I chose to use inverted commas because in many ways there is as much, if not indeed more, to welcome a more competitive currency as there is to fear it.
The question is, of course, where can we expect sterling to be in say, two years once Brexit has finally become a reality?
Since exchange rates are relative prices, the answer requires as much an understanding of the economic and monetary fundamentals of the eurozone and United States as those of the United Kingdom, once it is outside the European Union.
The latter of course requires us to anticipate the precise nature of the UK’s relationship with what will soon become its erstwhile EU partners.
Let me make clear that, for all the talk of hard-bargaining, I expect a conciliatory separation, such that the UK continues to seamlessly engage commercially with the EU27. In the event matters went differently, say if there was a “tariff shock” to the flow of goods and services into and out of the UK from the EU27, then I would expect the pound to decline proportionately against the euro, and so in large part help shock absorb for this.
Returning to a Brexit which is devoid of hubris from either side, I still expect that in two years or so the pound will be actually lower against the euro to the 1.14 it finds itself today. I say this because I expect the European Central Bank to act monetarily more hawkishly than the Bank of England.
Despite recent reticence, I believe that before too long the ECB will be forced – by the powerful German lobby within it – to react to signs of reflation and recovery across the eurozone and to announce that quantitative easing will definitely not extend beyond this year, while also “guiding” that interest rates may need to rise soon into 2018.
For its part, the BoE is now set to keep monetary policy ultra-loose for longer, doing so in the face of the real or perceived economic uncertainty born of domestic politics, Brexit negotiations and the two combined.

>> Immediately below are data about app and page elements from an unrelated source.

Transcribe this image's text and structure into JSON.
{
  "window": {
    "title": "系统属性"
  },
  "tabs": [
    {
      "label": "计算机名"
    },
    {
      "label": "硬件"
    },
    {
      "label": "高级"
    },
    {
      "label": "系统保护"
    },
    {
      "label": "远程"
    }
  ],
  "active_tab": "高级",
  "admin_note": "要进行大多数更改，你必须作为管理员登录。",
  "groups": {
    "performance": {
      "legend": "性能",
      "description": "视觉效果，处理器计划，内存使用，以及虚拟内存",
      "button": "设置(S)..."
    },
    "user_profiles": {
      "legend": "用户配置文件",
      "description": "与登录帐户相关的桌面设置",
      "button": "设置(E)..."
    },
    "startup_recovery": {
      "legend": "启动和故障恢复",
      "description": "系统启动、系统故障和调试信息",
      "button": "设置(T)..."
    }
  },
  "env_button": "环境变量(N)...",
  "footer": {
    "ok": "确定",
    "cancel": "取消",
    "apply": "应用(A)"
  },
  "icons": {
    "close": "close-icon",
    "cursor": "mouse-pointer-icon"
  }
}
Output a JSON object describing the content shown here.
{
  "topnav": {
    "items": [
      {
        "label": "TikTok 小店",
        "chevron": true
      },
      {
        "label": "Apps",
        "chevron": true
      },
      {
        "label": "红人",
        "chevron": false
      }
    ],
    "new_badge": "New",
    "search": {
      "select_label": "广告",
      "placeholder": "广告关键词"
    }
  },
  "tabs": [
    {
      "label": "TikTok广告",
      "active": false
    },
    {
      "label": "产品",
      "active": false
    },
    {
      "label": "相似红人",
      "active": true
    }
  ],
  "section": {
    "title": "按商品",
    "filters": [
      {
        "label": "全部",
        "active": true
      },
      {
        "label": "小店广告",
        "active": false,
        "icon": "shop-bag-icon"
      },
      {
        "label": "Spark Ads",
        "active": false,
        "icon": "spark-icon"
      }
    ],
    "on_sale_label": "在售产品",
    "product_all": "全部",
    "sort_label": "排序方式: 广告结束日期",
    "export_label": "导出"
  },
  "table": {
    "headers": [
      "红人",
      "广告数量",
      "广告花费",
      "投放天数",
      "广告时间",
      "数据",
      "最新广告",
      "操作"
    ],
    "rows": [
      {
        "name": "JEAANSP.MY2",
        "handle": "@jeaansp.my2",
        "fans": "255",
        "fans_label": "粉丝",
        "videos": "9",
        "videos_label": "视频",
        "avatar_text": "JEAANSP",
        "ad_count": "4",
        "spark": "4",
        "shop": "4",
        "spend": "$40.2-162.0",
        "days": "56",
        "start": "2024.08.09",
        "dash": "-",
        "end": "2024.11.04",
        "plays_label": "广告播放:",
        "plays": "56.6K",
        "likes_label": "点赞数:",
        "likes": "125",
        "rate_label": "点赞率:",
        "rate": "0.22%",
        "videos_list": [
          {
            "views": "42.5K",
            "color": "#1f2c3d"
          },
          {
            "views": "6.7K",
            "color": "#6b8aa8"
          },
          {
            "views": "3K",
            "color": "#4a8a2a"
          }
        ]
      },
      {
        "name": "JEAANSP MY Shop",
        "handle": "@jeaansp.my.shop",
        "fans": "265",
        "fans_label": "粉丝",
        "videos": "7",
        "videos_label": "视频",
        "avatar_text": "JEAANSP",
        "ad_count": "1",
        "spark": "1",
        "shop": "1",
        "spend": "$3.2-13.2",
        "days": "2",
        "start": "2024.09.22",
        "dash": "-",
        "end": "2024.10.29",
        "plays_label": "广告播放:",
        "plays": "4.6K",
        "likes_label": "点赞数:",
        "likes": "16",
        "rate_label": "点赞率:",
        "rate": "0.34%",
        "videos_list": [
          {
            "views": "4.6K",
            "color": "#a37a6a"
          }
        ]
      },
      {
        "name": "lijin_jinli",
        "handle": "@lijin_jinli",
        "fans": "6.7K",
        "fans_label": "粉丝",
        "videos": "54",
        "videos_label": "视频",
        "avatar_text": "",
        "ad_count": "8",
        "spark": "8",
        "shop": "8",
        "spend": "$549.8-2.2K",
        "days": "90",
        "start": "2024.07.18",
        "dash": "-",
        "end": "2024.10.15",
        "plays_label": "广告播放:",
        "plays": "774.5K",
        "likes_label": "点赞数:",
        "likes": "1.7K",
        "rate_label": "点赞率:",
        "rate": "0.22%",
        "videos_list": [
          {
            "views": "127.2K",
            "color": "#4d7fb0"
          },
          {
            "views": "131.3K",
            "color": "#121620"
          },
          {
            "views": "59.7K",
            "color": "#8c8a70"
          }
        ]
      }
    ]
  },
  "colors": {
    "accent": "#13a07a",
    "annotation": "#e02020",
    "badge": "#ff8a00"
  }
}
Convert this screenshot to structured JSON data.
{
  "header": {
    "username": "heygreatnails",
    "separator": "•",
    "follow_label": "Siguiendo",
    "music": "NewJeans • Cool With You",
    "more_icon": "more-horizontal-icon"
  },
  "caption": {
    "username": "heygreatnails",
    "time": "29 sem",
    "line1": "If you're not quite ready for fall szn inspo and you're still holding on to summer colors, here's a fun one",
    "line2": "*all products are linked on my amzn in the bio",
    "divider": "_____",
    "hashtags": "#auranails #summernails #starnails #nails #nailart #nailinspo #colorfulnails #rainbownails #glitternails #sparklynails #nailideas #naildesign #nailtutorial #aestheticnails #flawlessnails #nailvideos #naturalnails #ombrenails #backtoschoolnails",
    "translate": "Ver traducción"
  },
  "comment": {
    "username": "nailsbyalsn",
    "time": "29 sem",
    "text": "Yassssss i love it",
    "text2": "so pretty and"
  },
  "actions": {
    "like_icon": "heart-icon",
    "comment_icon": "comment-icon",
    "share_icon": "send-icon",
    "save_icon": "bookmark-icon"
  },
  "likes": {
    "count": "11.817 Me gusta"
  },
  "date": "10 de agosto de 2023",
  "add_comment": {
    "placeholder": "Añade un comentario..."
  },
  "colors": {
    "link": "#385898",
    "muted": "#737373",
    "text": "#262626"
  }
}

In short, I anticipate something of a “taper-tantrum” in the euro, similar to what we saw with the dollar four years ago. This would involve the euro strengthening across multiple exchange rate dimensions, so not only relative to the pound but the dollar et al. This of course brings me to considering where the cable rate, currently below 1.30, might find itself in two or so years.
What I would say here is that, whatever economic uncertainty may have been unleashed by our recent General Election, matters in the US are – to my mind – no less fraught and potentially far more so. I would, for instance, not dismiss the real possibility that the President turns his bile towards the head of the Federal Open Market Committee, just as he has done to the ousted head of the FBI.
The “politicisation” of US monetary policy would hardly support the dollar and almost certainly act to undermine it. Indeed, one could point to Donald Trump’s claims while on the campaigning stump that the dollar was being kept uncompetitively high by self-interested foreign forces – from the Chinese to the Germans – to argue he would welcome a weakened dollar.
So to recap, from the vantage point of June 2019 I would not be surprised to see the pound actually weaker than it currently is today against the euro, but stronger relative to the dollar. As to how much in each case, more markedly higher against the dollar than lower versus the euro.
What this means for the UK economy is an inflation cushion in one dimension and in the other improved competitiveness – neither unwelcome to my mind.